Is your business prepared?

Andrew Carnegie, the American industrialist and philanthropist, once said “men and women, not machines, are the real source of profits in any business”.

Interestingly, whilst business owners insure their equipment, buildings and cars, most have not considered, or are not aware, that they can insure themselves and key personnel within their business against death and critical illness. The proceeds from such a policy could help the business continue trading, if the worst were to happen.

According to research from Legal & General, if a key person died or became critically ill, four out of ten businesses would cease trading within one year. Despite the risks, it is smaller companies that are least likely to have business protection insurance in place, and yet they are the very businesses who may be in most need of this type of cover. There are various types of business protection insurance available: business loan protection, share protection and key person protection. It is important to seek advice from a financial adviser who specialises in business protection to make sure you get the correct cover for your business requirements. For this article I am going to focus on share protection.

When considering share protection, it is essential that the company has a shareholder agreement in place, click here to read more.

What is shareholder protection?

Shareholder protection is an insurance that pays out on death and can include critical illness cover. It pays out a lump sum to enable the remaining business owners to buy back shares. Each owner takes out a life assurance policy equal to the value of their shares in the business, it is written in trust, often via a cross option agreement, for the benefit of the other business owners. The cost of the insurance will vary between the owners, depending upon their age, health and other factors.

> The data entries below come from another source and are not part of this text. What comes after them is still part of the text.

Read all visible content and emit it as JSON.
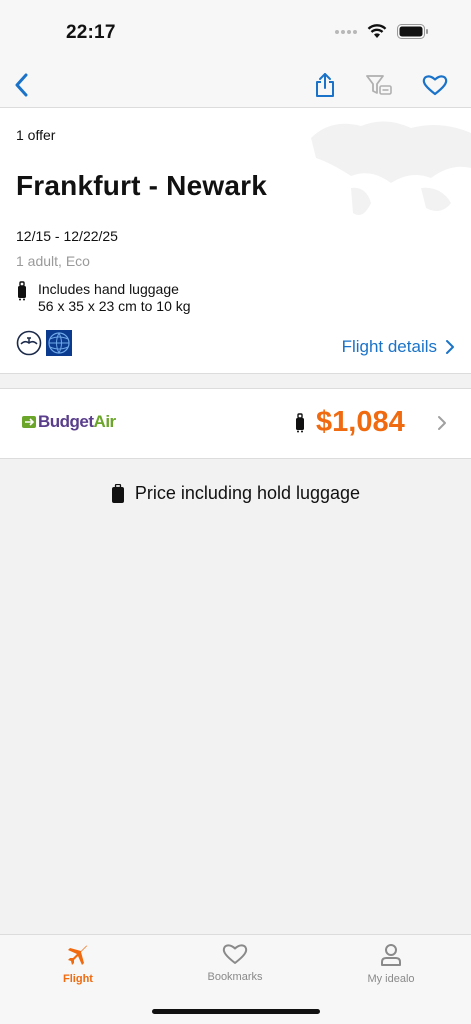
{
  "status_bar": {
    "time": "22:17"
  },
  "offer": {
    "count_label": "1 offer",
    "route": "Frankfurt - Newark",
    "dates": "12/15 - 12/22/25",
    "passengers": "1 adult, Eco",
    "luggage_line1": "Includes hand luggage",
    "luggage_line2": "56 x 35 x 23 cm to 10 kg",
    "airlines": [
      "lufthansa-logo",
      "united-airlines-logo"
    ],
    "flight_details_label": "Flight details"
  },
  "price_row": {
    "provider": "BudgetAir",
    "price": "$1,084",
    "price_color": "#f06a0f"
  },
  "hold_note": "Price including hold luggage",
  "tabs": [
    {
      "label": "Flight",
      "icon": "airplane-icon",
      "active": true
    },
    {
      "label": "Bookmarks",
      "icon": "heart-icon",
      "active": false
    },
    {
      "label": "My idealo",
      "icon": "person-icon",
      "active": false
    }
  ],
  "colors": {
    "accent": "#f06a0f",
    "link": "#1a73c9"
  }
}
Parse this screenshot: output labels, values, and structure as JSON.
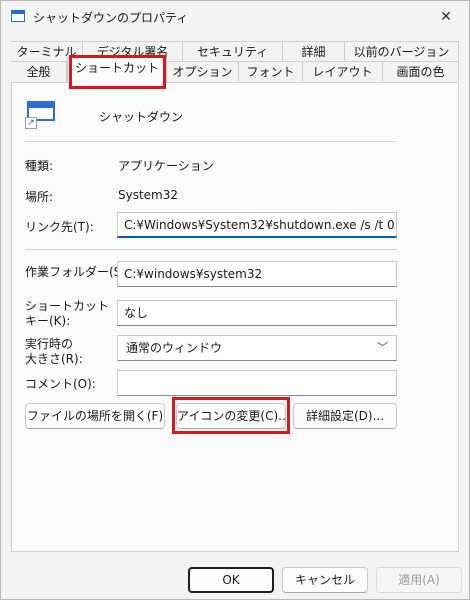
{
  "window": {
    "title": "シャットダウンのプロパティ",
    "close_symbol": "✕"
  },
  "tabs": {
    "row1": [
      "ターミナル",
      "デジタル署名",
      "セキュリティ",
      "詳細",
      "以前のバージョン"
    ],
    "row2": [
      "全般",
      "ショートカット",
      "オプション",
      "フォント",
      "レイアウト",
      "画面の色"
    ],
    "selected": "ショートカット"
  },
  "shortcut": {
    "name": "シャットダウン",
    "type_label": "種類:",
    "type_value": "アプリケーション",
    "location_label": "場所:",
    "location_value": "System32",
    "target_label": "リンク先(T):",
    "target_value": "C:¥Windows¥System32¥shutdown.exe /s /t 0",
    "startin_label": "作業フォルダー(S):",
    "startin_value": "C:¥windows¥system32",
    "hotkey_label_1": "ショートカット",
    "hotkey_label_2": "キー(K):",
    "hotkey_value": "なし",
    "run_label_1": "実行時の",
    "run_label_2": "大きさ(R):",
    "run_value": "通常のウィンドウ",
    "comment_label": "コメント(O):",
    "comment_value": ""
  },
  "buttons": {
    "open_location": "ファイルの場所を開く(F)",
    "change_icon": "アイコンの変更(C)...",
    "advanced": "詳細設定(D)..."
  },
  "footer": {
    "ok": "OK",
    "cancel": "キャンセル",
    "apply": "適用(A)"
  },
  "icons": {
    "chevron": "﹀",
    "shortcut_arrow": "↗"
  },
  "highlight_color": "#d8191c"
}
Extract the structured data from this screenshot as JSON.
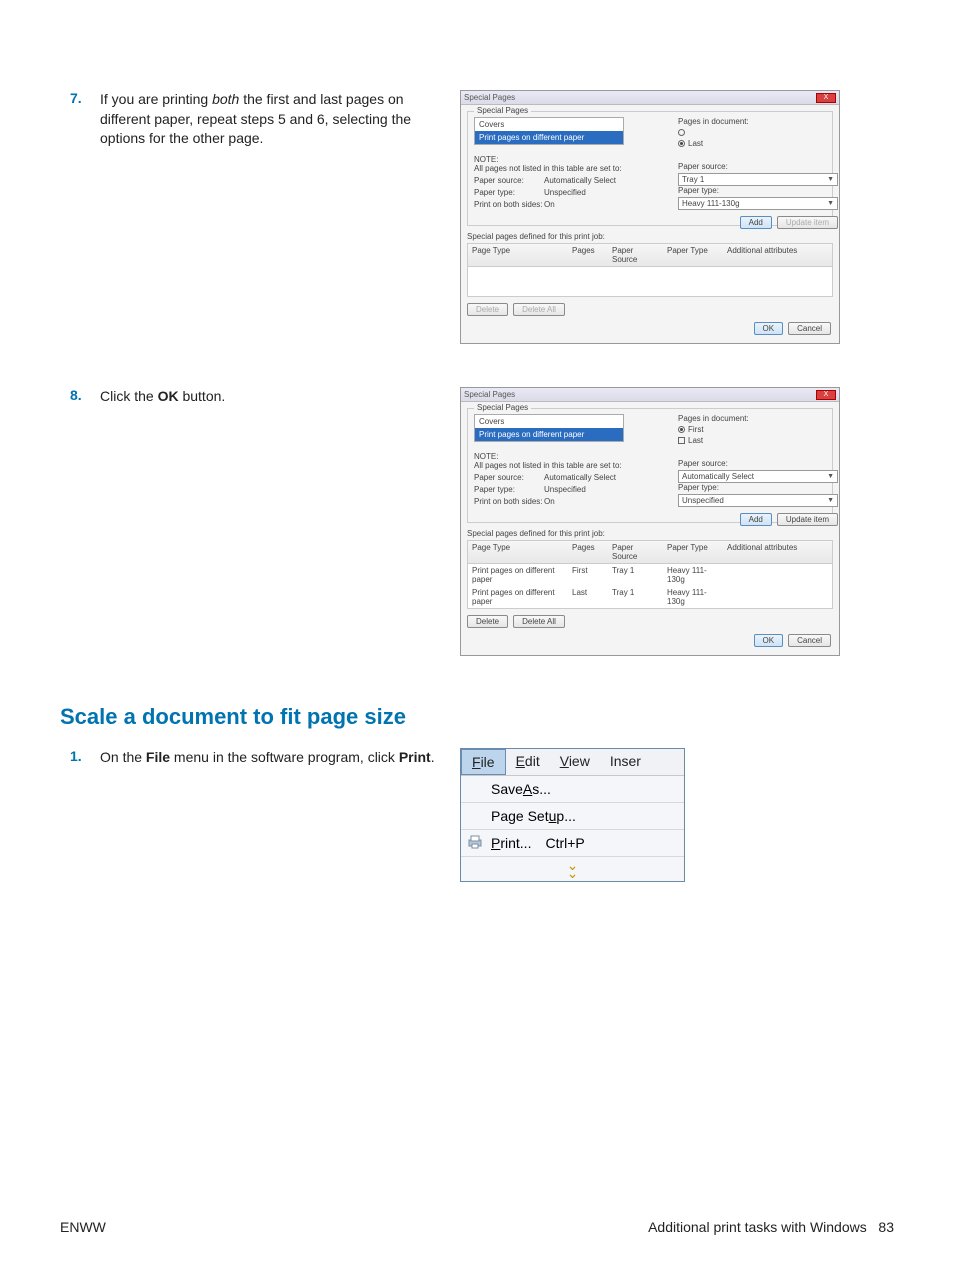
{
  "steps": {
    "s7": {
      "num": "7.",
      "text_pre": "If you are printing ",
      "both": "both",
      "text_mid": " the first and last pages on different paper, repeat steps 5 and 6, selecting the options for the other page."
    },
    "s8": {
      "num": "8.",
      "text_pre": "Click the ",
      "ok": "OK",
      "text_post": " button."
    },
    "s1": {
      "num": "1.",
      "text_pre": "On the ",
      "file": "File",
      "text_mid": " menu in the software program, click ",
      "print": "Print",
      "text_post": "."
    }
  },
  "section_heading": "Scale a document to fit page size",
  "dialog": {
    "title": "Special Pages",
    "group": "Special Pages",
    "covers": "Covers",
    "diffpaper": "Print pages on different paper",
    "note": "NOTE:",
    "note2": "All pages not listed in this table are set to:",
    "papersource": "Paper source:",
    "papertype": "Paper type:",
    "printboth": "Print on both sides:",
    "auto": "Automatically Select",
    "unspec": "Unspecified",
    "on": "On",
    "pagesindoc": "Pages in document:",
    "first": "First",
    "last": "Last",
    "tray1": "Tray 1",
    "heavy": "Heavy 111-130g",
    "add": "Add",
    "updateitem": "Update item",
    "specialdef": "Special pages defined for this print job:",
    "col_pagetype": "Page Type",
    "col_pages": "Pages",
    "col_source": "Paper Source",
    "col_ptype": "Paper Type",
    "col_attrs": "Additional attributes",
    "delete": "Delete",
    "deleteall": "Delete All",
    "ok": "OK",
    "cancel": "Cancel"
  },
  "menu": {
    "file": "File",
    "edit": "Edit",
    "view": "View",
    "insert": "Inser",
    "saveas": "Save As...",
    "pagesetup": "Page Setup...",
    "print": "Print...",
    "ctrlp": "Ctrl+P"
  },
  "footer": {
    "left": "ENWW",
    "right_text": "Additional print tasks with Windows",
    "right_num": "83"
  }
}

A share purchase agreement will be signed, which is a legal document detailing how the shares of the business can be bought and sold. If one of the business owners dies or is diagnosed with a critical illness the insurance policy pays out, providing sufficient funds for the other owners to buy the remaining shares.

Business owners should also consider their wills. A discretionary trust is an invaluable tool under a will for business owners, which Tim Ogle refers to here

Legal & General’s research reveals that the top reasons for businesses not having this protection are:

  • 32% of business owners have not heard of it;
  • 31% have not got round to it; and
  • 28% have deemed it too expensive. 

With the possibility that a business could fail within a year of the death of a key person/business owner, can this cover be ignored?

It is important for your business to carry out an audit from time to time to make sure you have all your legal agreements and insurances in place, and that includes insuring YOU.

At Birkett Long we offer joined up advice from our independent financial advisers and solicitors regarding your business arrangements.

If you would like to discuss any financial issues affecting you or your business please do not hesitate to contact me on 01206 217309 or alternatively email me at